TASK ITEM.
Whenever a line carries the word "paste", pull it out of the entries.

EXERCISE MATERIAL.

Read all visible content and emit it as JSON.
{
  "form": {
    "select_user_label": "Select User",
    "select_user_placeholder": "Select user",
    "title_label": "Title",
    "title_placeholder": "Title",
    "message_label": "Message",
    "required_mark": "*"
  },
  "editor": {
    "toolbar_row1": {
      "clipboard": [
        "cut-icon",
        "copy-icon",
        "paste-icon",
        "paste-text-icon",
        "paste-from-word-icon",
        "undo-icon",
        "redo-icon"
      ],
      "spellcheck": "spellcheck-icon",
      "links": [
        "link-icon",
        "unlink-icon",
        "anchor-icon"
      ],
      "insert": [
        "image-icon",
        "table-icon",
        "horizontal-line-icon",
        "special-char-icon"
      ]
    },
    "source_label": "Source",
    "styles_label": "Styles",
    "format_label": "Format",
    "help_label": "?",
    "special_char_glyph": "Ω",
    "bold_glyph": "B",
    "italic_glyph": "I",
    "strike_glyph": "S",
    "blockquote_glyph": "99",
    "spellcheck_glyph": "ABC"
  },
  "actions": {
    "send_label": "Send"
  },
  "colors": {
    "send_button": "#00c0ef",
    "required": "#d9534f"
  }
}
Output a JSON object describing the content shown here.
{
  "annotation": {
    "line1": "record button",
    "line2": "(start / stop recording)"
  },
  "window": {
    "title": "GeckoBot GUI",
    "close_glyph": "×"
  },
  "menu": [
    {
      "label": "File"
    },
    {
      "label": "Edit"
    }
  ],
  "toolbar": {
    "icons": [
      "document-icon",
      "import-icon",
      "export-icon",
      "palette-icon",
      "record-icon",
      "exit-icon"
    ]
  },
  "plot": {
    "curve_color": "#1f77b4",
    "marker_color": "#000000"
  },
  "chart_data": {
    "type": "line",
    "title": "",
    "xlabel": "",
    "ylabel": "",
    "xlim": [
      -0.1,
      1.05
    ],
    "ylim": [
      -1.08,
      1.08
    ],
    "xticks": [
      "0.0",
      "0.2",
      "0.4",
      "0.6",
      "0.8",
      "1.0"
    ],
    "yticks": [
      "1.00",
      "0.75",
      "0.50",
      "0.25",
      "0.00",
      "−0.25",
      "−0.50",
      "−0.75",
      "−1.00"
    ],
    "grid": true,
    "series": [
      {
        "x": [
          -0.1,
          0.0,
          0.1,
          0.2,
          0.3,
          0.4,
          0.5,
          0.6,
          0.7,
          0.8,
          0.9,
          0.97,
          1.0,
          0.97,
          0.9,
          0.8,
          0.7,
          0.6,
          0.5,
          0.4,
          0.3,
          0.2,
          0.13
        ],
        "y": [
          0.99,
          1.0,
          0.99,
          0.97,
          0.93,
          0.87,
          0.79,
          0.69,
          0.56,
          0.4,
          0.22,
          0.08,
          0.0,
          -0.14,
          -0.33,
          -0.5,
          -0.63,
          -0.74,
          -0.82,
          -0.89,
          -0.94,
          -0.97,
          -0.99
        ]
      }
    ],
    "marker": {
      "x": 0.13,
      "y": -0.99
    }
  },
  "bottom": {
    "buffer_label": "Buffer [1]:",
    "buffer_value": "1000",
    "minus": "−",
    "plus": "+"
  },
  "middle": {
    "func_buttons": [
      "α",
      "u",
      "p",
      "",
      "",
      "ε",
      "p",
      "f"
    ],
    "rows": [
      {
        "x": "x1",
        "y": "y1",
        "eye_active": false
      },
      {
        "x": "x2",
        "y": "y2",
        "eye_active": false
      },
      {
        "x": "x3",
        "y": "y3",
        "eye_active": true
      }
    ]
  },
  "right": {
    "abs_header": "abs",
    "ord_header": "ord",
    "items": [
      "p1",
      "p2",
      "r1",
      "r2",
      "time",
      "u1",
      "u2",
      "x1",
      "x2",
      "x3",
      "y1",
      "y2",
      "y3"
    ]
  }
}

ANSWER TO THE PROBLEM.
        "paste-icon",
        "paste-text-icon",
        "paste-from-word-icon",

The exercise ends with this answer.